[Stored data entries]
* * *

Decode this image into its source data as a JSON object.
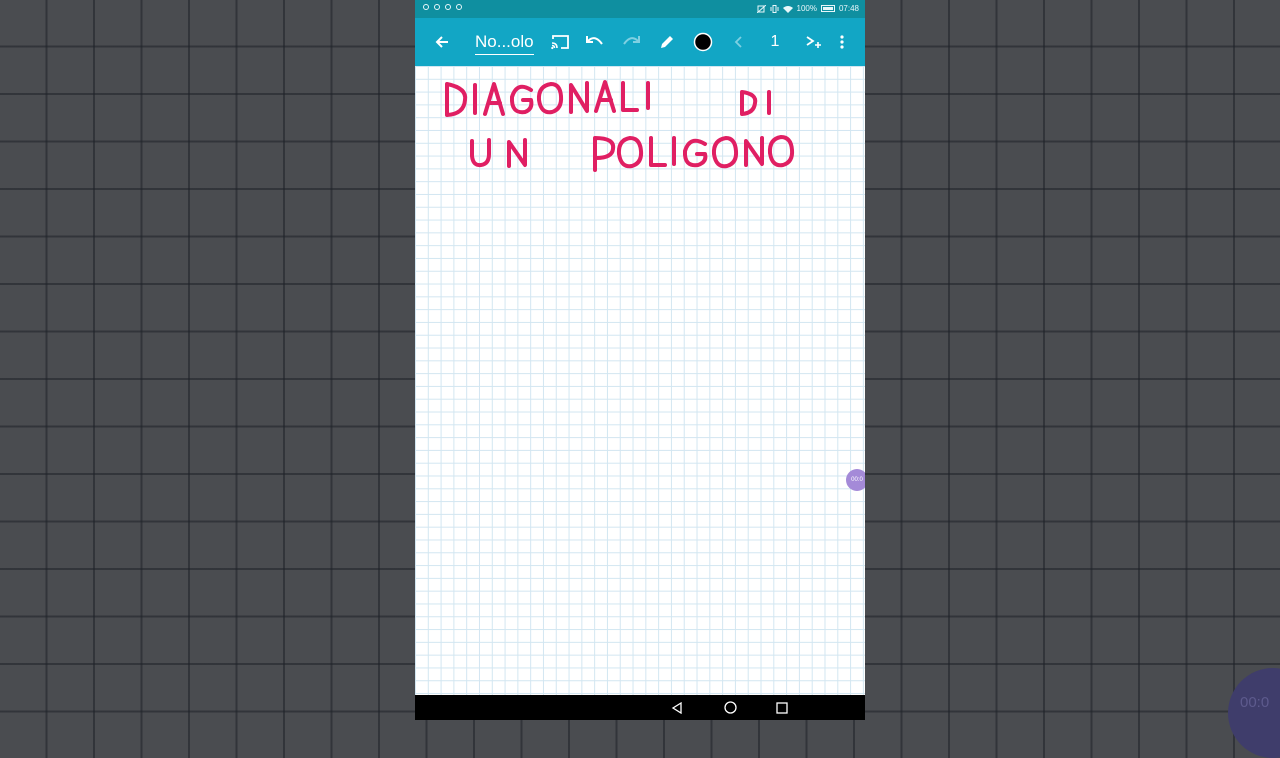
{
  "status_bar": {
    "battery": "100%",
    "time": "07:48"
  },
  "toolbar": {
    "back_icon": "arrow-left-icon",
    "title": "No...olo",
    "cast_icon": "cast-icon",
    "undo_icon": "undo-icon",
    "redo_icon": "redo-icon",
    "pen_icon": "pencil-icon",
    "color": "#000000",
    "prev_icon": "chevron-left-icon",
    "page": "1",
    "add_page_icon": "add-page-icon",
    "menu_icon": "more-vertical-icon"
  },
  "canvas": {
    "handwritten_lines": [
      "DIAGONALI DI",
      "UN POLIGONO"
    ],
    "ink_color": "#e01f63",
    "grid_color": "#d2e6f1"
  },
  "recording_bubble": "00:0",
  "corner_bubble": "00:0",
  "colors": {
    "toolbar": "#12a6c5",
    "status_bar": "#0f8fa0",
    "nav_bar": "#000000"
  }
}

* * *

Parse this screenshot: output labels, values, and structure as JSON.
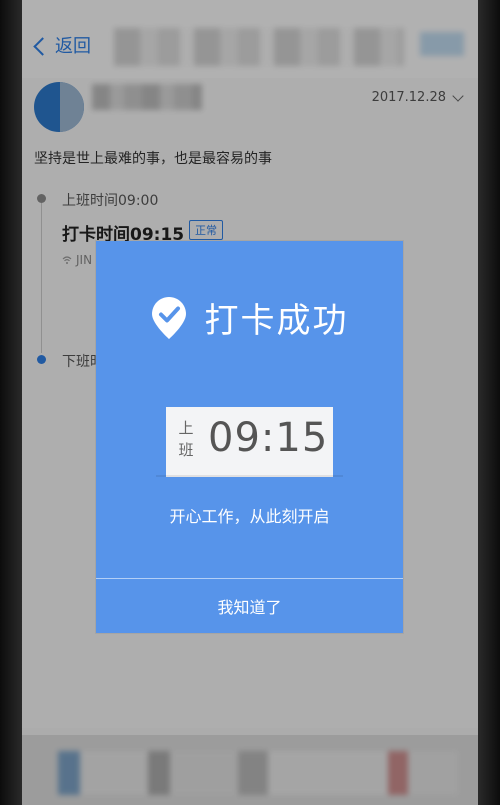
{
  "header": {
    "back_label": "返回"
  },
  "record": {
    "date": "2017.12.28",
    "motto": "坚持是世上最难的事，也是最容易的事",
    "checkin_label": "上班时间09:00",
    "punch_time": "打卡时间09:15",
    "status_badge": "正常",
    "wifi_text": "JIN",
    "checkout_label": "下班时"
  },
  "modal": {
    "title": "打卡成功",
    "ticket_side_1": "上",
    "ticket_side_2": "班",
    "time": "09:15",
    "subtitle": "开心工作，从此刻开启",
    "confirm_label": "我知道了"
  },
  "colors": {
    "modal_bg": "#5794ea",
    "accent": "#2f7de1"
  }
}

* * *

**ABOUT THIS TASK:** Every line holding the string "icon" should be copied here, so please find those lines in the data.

**SOLUTION BELOW:**
    "back_icon": "arrow-left-icon",
    "cast_icon": "cast-icon",
    "undo_icon": "undo-icon",
    "redo_icon": "redo-icon",
    "pen_icon": "pencil-icon",
    "prev_icon": "chevron-left-icon",
    "add_page_icon": "add-page-icon",
    "menu_icon": "more-vertical-icon"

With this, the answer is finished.